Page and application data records
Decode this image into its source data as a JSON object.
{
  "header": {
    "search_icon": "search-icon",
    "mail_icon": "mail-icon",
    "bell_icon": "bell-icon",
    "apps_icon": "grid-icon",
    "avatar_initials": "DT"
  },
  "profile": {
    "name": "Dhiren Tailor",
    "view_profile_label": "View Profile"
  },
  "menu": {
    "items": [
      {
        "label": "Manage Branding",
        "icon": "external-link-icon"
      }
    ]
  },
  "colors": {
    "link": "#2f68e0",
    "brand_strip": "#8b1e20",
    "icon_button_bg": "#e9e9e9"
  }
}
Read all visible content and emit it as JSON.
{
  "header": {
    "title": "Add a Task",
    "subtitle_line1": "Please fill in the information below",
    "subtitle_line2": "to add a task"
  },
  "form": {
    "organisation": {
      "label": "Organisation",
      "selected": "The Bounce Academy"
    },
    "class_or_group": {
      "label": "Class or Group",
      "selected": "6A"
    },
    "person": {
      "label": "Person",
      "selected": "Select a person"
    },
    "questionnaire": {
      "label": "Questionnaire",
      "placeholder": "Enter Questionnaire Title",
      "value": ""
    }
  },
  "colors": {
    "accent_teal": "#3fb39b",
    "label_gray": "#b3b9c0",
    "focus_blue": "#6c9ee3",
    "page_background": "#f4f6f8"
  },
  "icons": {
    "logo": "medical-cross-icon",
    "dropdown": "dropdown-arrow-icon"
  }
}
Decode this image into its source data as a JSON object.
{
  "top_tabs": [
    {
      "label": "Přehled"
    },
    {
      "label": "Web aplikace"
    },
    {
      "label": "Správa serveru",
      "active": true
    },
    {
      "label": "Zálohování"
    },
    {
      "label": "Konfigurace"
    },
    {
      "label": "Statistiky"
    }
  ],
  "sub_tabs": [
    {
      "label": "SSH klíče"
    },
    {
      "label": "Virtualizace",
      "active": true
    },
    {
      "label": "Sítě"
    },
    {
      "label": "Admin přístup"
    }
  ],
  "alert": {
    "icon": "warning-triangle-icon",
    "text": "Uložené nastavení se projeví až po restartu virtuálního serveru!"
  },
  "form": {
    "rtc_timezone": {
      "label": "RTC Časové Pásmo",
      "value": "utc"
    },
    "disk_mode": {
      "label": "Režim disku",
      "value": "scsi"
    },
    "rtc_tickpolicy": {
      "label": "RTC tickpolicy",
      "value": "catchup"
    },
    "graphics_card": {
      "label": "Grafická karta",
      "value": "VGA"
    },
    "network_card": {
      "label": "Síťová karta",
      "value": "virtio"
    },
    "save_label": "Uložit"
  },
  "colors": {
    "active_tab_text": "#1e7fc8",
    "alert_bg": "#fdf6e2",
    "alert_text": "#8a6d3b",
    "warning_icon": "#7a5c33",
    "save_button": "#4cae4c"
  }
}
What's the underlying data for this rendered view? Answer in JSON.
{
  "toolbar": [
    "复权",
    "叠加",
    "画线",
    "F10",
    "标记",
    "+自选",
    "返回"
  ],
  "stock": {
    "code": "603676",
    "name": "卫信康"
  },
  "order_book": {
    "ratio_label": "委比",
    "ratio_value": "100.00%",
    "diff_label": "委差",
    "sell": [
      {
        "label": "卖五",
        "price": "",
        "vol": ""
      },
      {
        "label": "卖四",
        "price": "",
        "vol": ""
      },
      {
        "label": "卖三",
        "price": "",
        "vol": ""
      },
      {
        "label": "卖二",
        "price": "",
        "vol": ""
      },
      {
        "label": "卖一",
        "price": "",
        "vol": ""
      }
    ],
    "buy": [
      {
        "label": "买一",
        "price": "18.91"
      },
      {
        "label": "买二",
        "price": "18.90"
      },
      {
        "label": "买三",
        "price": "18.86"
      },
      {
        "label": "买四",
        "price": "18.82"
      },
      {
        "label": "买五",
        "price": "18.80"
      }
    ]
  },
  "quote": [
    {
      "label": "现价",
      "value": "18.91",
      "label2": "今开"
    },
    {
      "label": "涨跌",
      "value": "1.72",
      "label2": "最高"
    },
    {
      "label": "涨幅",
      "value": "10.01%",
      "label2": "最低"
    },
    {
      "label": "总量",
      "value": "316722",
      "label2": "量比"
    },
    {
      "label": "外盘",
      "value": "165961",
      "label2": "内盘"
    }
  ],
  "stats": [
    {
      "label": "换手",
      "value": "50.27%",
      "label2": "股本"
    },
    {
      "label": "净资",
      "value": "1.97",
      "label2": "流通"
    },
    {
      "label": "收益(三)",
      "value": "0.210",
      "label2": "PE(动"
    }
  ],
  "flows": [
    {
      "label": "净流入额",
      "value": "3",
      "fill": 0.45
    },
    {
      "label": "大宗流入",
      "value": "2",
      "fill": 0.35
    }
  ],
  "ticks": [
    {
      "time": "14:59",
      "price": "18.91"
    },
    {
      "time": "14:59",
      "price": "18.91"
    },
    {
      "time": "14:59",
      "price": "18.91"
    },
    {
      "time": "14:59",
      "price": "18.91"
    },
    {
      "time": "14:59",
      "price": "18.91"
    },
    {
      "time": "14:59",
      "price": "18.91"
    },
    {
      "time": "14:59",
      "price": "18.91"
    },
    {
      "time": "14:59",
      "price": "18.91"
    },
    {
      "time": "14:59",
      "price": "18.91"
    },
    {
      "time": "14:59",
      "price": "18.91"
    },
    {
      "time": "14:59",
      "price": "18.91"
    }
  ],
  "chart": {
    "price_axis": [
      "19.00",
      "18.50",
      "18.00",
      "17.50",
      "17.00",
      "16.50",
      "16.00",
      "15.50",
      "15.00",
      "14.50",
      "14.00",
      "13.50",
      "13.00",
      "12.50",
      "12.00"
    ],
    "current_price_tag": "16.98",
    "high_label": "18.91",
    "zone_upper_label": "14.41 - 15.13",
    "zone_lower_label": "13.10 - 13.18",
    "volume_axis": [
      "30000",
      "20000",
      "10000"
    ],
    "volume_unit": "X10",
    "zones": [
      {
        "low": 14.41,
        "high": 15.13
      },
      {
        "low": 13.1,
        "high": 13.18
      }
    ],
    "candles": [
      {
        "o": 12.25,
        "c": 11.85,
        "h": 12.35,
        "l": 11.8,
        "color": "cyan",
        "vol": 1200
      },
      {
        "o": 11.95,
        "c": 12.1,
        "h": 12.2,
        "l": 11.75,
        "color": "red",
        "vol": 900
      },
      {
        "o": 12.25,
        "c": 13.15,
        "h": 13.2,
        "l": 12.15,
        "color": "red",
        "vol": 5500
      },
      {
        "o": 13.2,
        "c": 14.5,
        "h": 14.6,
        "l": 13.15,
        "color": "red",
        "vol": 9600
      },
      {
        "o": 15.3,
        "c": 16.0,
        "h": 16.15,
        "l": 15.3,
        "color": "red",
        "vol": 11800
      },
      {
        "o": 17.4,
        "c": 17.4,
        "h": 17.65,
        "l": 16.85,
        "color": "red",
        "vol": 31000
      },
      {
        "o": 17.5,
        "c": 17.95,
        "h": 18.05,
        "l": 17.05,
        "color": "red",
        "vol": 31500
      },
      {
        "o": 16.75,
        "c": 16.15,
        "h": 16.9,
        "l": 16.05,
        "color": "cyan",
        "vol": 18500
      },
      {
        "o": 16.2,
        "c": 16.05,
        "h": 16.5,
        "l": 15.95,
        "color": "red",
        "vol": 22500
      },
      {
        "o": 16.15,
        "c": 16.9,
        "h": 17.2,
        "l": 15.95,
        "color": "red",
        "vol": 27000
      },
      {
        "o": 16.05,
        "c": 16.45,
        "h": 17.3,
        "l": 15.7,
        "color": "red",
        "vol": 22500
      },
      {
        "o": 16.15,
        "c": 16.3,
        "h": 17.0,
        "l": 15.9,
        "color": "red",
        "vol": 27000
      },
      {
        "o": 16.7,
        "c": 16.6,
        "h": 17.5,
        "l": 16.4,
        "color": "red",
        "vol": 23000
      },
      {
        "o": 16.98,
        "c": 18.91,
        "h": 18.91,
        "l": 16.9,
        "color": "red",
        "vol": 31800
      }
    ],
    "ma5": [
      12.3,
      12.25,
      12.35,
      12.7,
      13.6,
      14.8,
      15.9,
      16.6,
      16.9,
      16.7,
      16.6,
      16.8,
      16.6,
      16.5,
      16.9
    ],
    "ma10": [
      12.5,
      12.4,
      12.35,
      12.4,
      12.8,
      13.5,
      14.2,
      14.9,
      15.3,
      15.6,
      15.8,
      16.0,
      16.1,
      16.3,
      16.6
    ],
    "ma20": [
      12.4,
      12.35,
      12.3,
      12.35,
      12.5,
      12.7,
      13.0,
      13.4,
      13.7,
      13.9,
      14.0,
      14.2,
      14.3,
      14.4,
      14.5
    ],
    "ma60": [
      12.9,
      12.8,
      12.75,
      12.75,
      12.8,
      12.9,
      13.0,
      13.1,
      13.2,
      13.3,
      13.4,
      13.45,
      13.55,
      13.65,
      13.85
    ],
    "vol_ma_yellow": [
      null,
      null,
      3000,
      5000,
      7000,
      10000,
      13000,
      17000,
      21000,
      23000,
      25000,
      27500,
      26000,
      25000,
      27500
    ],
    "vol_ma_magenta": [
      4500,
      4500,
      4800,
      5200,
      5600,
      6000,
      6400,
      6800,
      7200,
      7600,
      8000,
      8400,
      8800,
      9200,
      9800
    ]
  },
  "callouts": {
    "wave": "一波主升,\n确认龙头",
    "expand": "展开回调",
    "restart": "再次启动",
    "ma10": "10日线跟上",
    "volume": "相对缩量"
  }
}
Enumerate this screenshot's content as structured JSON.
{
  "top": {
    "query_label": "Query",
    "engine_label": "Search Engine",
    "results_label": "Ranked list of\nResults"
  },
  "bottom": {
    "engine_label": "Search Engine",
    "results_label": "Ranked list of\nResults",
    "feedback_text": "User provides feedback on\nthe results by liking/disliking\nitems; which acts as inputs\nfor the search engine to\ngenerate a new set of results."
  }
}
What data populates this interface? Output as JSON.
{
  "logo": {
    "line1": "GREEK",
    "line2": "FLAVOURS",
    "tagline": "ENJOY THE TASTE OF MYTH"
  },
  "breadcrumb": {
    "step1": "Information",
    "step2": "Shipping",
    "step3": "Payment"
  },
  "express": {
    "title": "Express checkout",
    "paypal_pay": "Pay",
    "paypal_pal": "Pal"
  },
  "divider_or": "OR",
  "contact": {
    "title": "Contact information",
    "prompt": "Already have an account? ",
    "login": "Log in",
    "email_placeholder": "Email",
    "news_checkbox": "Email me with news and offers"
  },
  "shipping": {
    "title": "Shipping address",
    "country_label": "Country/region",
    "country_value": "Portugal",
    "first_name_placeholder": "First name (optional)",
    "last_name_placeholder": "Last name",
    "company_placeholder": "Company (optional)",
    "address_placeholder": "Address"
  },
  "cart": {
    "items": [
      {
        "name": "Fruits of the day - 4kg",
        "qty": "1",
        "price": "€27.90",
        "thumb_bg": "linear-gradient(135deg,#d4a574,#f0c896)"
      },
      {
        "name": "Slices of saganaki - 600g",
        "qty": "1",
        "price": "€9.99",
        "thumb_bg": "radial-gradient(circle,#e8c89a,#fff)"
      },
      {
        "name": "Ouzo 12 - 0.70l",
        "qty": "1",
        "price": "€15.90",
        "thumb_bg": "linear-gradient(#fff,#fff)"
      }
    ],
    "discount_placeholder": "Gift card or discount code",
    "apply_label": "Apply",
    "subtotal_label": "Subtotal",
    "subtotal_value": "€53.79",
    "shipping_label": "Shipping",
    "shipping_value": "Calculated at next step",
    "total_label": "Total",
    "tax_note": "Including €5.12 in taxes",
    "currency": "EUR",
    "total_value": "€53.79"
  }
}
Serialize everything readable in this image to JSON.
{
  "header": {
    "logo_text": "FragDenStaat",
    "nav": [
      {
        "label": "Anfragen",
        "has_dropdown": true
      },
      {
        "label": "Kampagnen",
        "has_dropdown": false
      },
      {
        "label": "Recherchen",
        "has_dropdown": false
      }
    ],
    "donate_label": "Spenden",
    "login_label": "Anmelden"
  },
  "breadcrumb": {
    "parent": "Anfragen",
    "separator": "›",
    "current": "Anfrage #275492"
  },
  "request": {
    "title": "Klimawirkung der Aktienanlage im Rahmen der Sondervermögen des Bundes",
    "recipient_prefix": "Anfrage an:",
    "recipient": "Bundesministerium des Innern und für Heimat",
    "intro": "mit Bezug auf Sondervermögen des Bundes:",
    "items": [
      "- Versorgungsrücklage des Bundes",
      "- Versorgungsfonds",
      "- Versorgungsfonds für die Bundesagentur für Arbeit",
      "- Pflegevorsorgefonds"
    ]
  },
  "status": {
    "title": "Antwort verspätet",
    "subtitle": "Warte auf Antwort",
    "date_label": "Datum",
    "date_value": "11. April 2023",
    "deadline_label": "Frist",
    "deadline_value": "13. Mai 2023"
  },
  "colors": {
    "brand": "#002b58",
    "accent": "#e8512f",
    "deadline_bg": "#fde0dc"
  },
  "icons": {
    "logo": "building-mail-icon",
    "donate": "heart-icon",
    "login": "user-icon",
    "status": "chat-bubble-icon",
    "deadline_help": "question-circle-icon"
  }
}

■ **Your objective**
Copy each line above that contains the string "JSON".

■ **Expected output**
Decode this image into its source data as a JSON object.
Read all visible content and emit it as JSON.
Decode this image into its source data as a JSON object.
What's the underlying data for this rendered view? Answer in JSON.
Enumerate this screenshot's content as structured JSON.
What data populates this interface? Output as JSON.
Serialize everything readable in this image to JSON.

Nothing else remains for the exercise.